▶ **TASK DIRECTIONS**
Pull out each line of the data that includes the word "设计团队".
»»
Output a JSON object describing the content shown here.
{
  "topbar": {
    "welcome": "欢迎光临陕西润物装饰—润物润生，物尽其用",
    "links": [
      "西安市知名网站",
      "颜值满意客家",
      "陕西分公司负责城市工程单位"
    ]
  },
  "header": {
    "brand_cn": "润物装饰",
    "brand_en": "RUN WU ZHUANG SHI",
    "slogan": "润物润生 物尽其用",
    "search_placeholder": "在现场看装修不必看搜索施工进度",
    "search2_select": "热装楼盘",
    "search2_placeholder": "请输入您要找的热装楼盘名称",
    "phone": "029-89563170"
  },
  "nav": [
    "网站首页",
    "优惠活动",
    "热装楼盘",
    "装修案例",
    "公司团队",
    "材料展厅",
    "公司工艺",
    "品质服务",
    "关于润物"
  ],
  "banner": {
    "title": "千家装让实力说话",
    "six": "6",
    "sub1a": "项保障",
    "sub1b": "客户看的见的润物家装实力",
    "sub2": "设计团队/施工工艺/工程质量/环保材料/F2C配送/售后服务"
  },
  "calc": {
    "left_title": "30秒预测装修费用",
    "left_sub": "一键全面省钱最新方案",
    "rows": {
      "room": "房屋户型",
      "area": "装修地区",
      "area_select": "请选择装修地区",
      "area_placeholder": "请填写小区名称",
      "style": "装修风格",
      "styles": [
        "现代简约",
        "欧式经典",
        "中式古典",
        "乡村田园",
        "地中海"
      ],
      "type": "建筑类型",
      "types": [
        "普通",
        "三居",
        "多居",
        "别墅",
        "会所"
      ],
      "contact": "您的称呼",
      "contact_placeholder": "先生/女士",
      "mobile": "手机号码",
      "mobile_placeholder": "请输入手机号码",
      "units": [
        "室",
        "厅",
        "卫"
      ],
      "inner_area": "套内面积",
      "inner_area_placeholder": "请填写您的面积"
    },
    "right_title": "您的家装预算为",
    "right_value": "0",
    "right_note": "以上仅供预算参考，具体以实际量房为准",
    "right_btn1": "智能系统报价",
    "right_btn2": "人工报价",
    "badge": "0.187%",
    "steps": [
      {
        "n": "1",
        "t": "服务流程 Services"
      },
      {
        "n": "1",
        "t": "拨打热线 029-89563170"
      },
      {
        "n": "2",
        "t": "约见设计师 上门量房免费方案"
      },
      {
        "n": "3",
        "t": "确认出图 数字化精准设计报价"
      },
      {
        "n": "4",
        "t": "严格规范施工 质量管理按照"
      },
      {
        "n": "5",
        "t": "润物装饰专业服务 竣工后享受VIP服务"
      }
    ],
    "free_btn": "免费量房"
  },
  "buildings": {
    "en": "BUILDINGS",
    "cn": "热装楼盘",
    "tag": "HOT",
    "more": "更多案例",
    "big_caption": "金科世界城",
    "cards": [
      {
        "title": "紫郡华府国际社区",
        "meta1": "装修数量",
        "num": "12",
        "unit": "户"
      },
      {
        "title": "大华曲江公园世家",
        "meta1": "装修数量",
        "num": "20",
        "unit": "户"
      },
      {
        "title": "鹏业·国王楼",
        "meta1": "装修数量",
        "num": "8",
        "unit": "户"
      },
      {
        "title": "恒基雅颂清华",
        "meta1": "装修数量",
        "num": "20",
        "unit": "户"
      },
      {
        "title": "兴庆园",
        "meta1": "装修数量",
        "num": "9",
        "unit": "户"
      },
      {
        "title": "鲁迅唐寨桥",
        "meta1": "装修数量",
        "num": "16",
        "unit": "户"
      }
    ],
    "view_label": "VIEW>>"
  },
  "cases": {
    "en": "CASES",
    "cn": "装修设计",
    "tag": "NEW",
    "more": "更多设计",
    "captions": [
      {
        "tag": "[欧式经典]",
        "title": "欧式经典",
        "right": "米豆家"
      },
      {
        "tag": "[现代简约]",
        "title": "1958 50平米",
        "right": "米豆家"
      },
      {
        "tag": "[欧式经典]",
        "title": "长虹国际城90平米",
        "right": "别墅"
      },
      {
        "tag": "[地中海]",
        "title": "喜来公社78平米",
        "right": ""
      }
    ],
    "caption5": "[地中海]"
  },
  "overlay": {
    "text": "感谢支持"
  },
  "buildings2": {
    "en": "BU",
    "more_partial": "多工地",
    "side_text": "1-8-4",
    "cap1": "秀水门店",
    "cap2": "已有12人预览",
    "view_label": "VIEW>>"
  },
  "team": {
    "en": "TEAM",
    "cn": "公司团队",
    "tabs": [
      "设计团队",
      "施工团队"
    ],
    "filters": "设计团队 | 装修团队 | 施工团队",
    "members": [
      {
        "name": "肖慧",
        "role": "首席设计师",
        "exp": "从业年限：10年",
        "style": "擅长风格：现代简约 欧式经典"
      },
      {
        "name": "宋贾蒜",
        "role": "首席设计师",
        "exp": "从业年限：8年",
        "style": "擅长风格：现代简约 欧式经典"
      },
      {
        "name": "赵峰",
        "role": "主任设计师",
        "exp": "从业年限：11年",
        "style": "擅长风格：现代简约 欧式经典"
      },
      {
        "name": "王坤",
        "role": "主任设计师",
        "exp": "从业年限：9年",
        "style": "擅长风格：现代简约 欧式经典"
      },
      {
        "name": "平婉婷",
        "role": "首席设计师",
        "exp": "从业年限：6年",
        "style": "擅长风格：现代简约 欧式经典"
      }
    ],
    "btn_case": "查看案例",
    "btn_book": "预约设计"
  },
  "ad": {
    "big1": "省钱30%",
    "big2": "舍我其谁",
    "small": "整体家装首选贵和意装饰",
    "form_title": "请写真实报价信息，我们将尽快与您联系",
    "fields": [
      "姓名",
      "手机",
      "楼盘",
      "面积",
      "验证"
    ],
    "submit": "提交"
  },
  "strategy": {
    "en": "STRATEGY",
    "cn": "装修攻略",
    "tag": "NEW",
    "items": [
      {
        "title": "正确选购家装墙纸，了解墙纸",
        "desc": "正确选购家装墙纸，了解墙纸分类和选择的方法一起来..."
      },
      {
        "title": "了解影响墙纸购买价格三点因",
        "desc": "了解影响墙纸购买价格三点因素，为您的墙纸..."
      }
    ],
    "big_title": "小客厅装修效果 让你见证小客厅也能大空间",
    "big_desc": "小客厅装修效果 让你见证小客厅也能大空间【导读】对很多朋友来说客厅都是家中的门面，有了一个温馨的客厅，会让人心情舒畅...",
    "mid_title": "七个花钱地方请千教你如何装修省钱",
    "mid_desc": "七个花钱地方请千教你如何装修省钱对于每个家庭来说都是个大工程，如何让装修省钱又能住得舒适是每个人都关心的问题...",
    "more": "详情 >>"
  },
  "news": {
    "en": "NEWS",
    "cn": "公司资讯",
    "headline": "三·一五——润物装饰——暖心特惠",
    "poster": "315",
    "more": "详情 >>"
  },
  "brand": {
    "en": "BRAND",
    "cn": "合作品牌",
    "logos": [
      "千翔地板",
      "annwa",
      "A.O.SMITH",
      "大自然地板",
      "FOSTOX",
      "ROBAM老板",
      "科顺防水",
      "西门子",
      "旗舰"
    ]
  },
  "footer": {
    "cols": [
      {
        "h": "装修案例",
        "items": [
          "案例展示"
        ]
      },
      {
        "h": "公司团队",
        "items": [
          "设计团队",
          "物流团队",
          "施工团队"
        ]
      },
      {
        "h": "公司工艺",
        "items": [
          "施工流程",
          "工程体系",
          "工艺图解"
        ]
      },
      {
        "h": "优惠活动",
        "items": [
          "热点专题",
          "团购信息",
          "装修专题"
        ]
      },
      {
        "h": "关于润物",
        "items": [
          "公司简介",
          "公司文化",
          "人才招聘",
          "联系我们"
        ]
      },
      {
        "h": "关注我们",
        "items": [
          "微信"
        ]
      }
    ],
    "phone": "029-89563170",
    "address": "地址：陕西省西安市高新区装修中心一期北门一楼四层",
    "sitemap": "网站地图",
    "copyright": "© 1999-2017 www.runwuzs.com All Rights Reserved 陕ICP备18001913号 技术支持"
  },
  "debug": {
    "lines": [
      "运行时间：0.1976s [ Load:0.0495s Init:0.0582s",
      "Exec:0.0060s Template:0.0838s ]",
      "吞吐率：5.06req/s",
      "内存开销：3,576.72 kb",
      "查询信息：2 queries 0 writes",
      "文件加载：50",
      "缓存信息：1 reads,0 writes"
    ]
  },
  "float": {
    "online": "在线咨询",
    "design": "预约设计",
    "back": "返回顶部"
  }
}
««
▶ **ANSWER BOX**
    "sub2": "设计团队/施工工艺/工程质量/环保材料/F2C配送/售后服务"
      "设计团队",
    "filters": "设计团队 | 装修团队 | 施工团队",
          "设计团队",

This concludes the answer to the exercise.